- Opening Delimiter -

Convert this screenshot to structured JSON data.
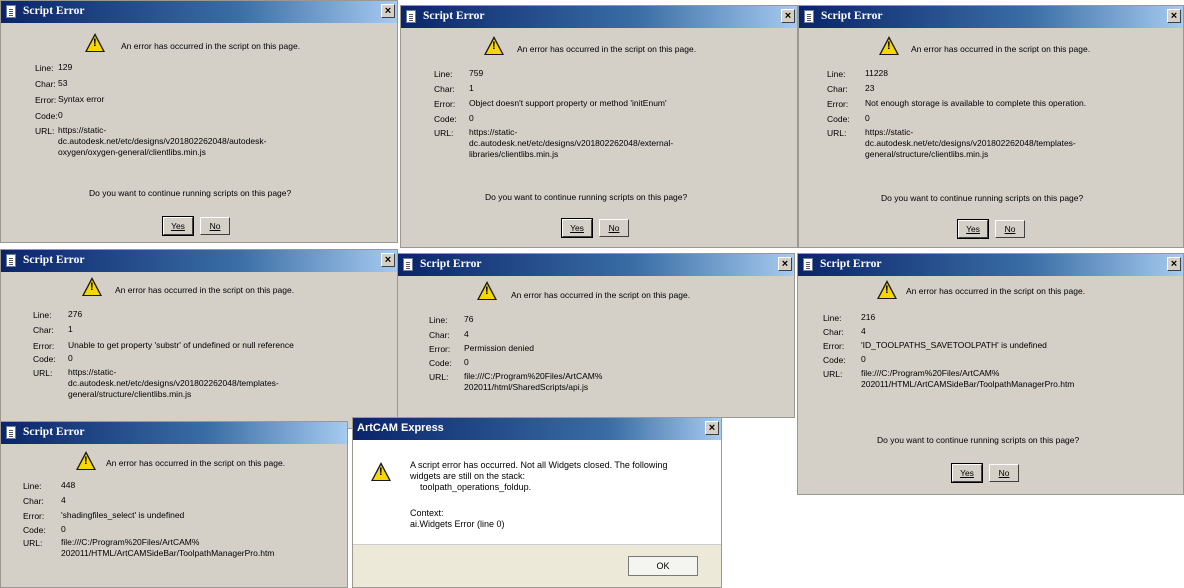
{
  "dialogs": [
    {
      "title": "Script Error",
      "message": "An error has occurred in the script on this page.",
      "labels": {
        "line": "Line:",
        "char": "Char:",
        "error": "Error:",
        "code": "Code:",
        "url": "URL:"
      },
      "line": "129",
      "char": "53",
      "error": "Syntax error",
      "code": "0",
      "url": [
        "https://static-",
        "dc.autodesk.net/etc/designs/v201802262048/autodesk-",
        "oxygen/oxygen-general/clientlibs.min.js"
      ],
      "question": "Do you want to continue running scripts on this page?",
      "yes": "Yes",
      "no": "No"
    },
    {
      "title": "Script Error",
      "message": "An error has occurred in the script on this page.",
      "labels": {
        "line": "Line:",
        "char": "Char:",
        "error": "Error:",
        "code": "Code:",
        "url": "URL:"
      },
      "line": "759",
      "char": "1",
      "error": "Object doesn't support property or method 'initEnum'",
      "code": "0",
      "url": [
        "https://static-",
        "dc.autodesk.net/etc/designs/v201802262048/external-",
        "libraries/clientlibs.min.js"
      ],
      "question": "Do you want to continue running scripts on this page?",
      "yes": "Yes",
      "no": "No"
    },
    {
      "title": "Script Error",
      "message": "An error has occurred in the script on this page.",
      "labels": {
        "line": "Line:",
        "char": "Char:",
        "error": "Error:",
        "code": "Code:",
        "url": "URL:"
      },
      "line": "11228",
      "char": "23",
      "error": "Not enough storage is available to complete this operation.",
      "code": "0",
      "url": [
        "https://static-",
        "dc.autodesk.net/etc/designs/v201802262048/templates-",
        "general/structure/clientlibs.min.js"
      ],
      "question": "Do you want to continue running scripts on this page?",
      "yes": "Yes",
      "no": "No"
    },
    {
      "title": "Script Error",
      "message": "An error has occurred in the script on this page.",
      "labels": {
        "line": "Line:",
        "char": "Char:",
        "error": "Error:",
        "code": "Code:",
        "url": "URL:"
      },
      "line": "276",
      "char": "1",
      "error": "Unable to get property 'substr' of undefined or null reference",
      "code": "0",
      "url": [
        "https://static-",
        "dc.autodesk.net/etc/designs/v201802262048/templates-",
        "general/structure/clientlibs.min.js"
      ]
    },
    {
      "title": "Script Error",
      "message": "An error has occurred in the script on this page.",
      "labels": {
        "line": "Line:",
        "char": "Char:",
        "error": "Error:",
        "code": "Code:",
        "url": "URL:"
      },
      "line": "76",
      "char": "4",
      "error": "Permission denied",
      "code": "0",
      "url": [
        "file:///C:/Program%20Files/ArtCAM%",
        "202011/html/SharedScripts/api.js"
      ]
    },
    {
      "title": "Script Error",
      "message": "An error has occurred in the script on this page.",
      "labels": {
        "line": "Line:",
        "char": "Char:",
        "error": "Error:",
        "code": "Code:",
        "url": "URL:"
      },
      "line": "216",
      "char": "4",
      "error": "'ID_TOOLPATHS_SAVETOOLPATH' is undefined",
      "code": "0",
      "url": [
        "file:///C:/Program%20Files/ArtCAM%",
        "202011/HTML/ArtCAMSideBar/ToolpathManagerPro.htm"
      ],
      "question": "Do you want to continue running scripts on this page?",
      "yes": "Yes",
      "no": "No"
    },
    {
      "title": "Script Error",
      "message": "An error has occurred in the script on this page.",
      "labels": {
        "line": "Line:",
        "char": "Char:",
        "error": "Error:",
        "code": "Code:",
        "url": "URL:"
      },
      "line": "448",
      "char": "4",
      "error": "'shadingfiles_select' is undefined",
      "code": "0",
      "url": [
        "file:///C:/Program%20Files/ArtCAM%",
        "202011/HTML/ArtCAMSideBar/ToolpathManagerPro.htm"
      ]
    }
  ],
  "artcam": {
    "title": "ArtCAM Express",
    "message": [
      "A script error has occurred. Not all Widgets closed. The following",
      "widgets are still on the stack:",
      "    toolpath_operations_foldup."
    ],
    "context_label": "Context:",
    "context_value": "ai.Widgets Error (line 0)",
    "ok": "OK"
  },
  "close_glyph": "×",
  "warning_glyph": "!"
}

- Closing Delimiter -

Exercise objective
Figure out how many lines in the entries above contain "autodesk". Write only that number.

Answer below
4